Without the pictures, copy all the entries below exactly.

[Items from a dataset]
------------------------------------

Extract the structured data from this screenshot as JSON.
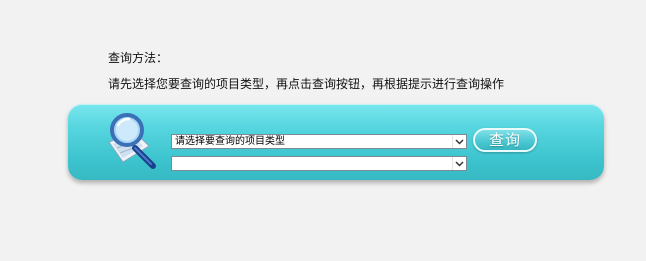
{
  "instructions": {
    "heading": "查询方法：",
    "body": "请先选择您要查询的项目类型，再点击查询按钮，再根据提示进行查询操作"
  },
  "search_panel": {
    "icon": "magnifier-document-icon",
    "project_type_select": {
      "selected": "请选择要查询的项目类型",
      "arrow_icon": "chevron-down-icon"
    },
    "sub_select": {
      "selected": "",
      "arrow_icon": "chevron-down-icon"
    },
    "query_button_label": "查询",
    "colors": {
      "panel_top": "#7ae6ee",
      "panel_bottom": "#36b9c3",
      "button_border": "#e9fbfd"
    }
  }
}
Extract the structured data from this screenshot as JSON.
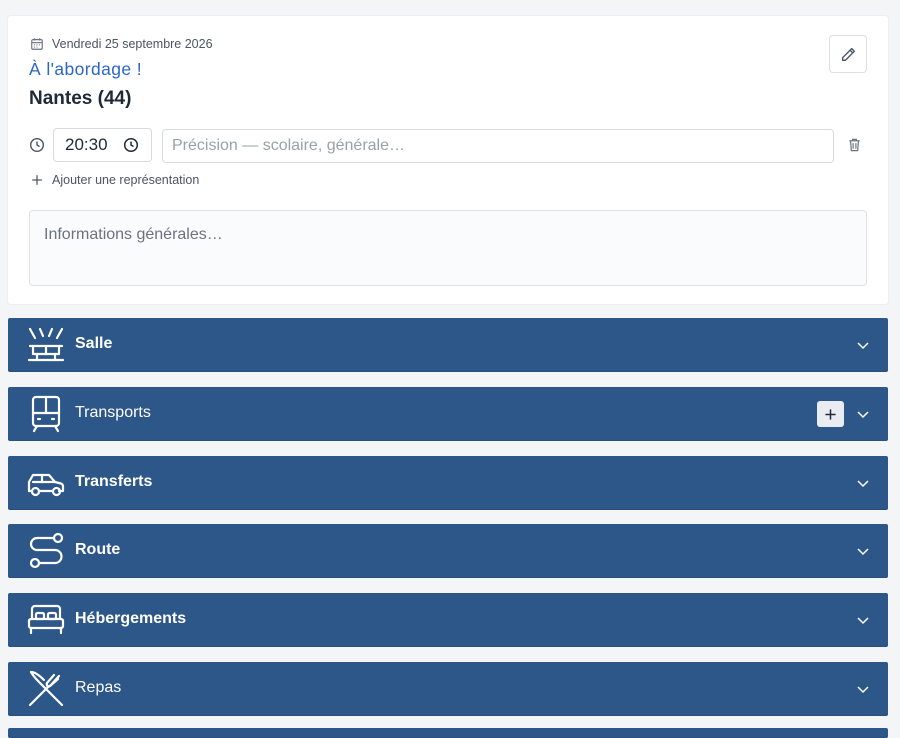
{
  "header": {
    "date": "Vendredi 25 septembre 2026",
    "title": "À l'abordage !",
    "city": "Nantes (44)"
  },
  "performance": {
    "time": "20:30",
    "precision_placeholder": "Précision — scolaire, générale…"
  },
  "add_representation_label": "Ajouter une représentation",
  "info_placeholder": "Informations générales…",
  "sections": [
    {
      "label": "Salle",
      "icon": "venue-icon"
    },
    {
      "label": "Transports",
      "icon": "train-icon"
    },
    {
      "label": "Transferts",
      "icon": "car-icon"
    },
    {
      "label": "Route",
      "icon": "route-icon"
    },
    {
      "label": "Hébergements",
      "icon": "bed-icon"
    },
    {
      "label": "Repas",
      "icon": "utensils-icon"
    }
  ],
  "colors": {
    "section_bg": "#2d5689",
    "title_accent": "#2b66c4"
  }
}
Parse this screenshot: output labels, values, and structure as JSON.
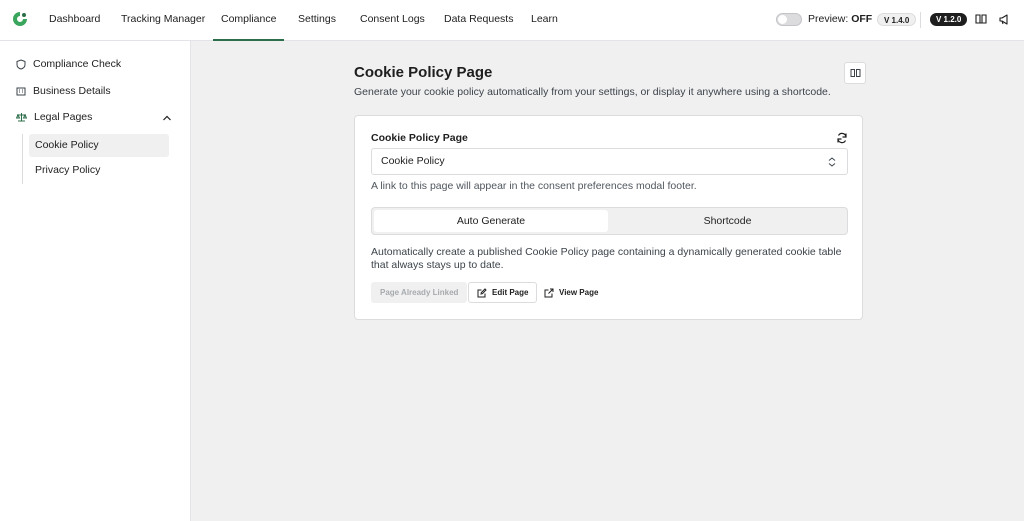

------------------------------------

Task solution:
Extract the structured data from this screenshot as JSON.
{
  "instructions": {
    "heading": "查询方法：",
    "body": "请先选择您要查询的项目类型，再点击查询按钮，再根据提示进行查询操作"
  },
  "search_panel": {
    "icon": "magnifier-document-icon",
    "project_type_select": {
      "selected": "请选择要查询的项目类型",
      "arrow_icon": "chevron-down-icon"
    },
    "sub_select": {
      "selected": "",
      "arrow_icon": "chevron-down-icon"
    },
    "query_button_label": "查询",
    "colors": {
      "panel_top": "#7ae6ee",
      "panel_bottom": "#36b9c3",
      "button_border": "#e9fbfd"
    }
  }
}
Extract the structured data from this screenshot as JSON.
{
  "header": {
    "date": "Vendredi 25 septembre 2026",
    "title": "À l'abordage !",
    "city": "Nantes (44)"
  },
  "performance": {
    "time": "20:30",
    "precision_placeholder": "Précision — scolaire, générale…"
  },
  "add_representation_label": "Ajouter une représentation",
  "info_placeholder": "Informations générales…",
  "sections": [
    {
      "label": "Salle",
      "icon": "venue-icon"
    },
    {
      "label": "Transports",
      "icon": "train-icon"
    },
    {
      "label": "Transferts",
      "icon": "car-icon"
    },
    {
      "label": "Route",
      "icon": "route-icon"
    },
    {
      "label": "Hébergements",
      "icon": "bed-icon"
    },
    {
      "label": "Repas",
      "icon": "utensils-icon"
    }
  ],
  "colors": {
    "section_bg": "#2d5689",
    "title_accent": "#2b66c4"
  }
}
Parse this screenshot: output labels, values, and structure as JSON.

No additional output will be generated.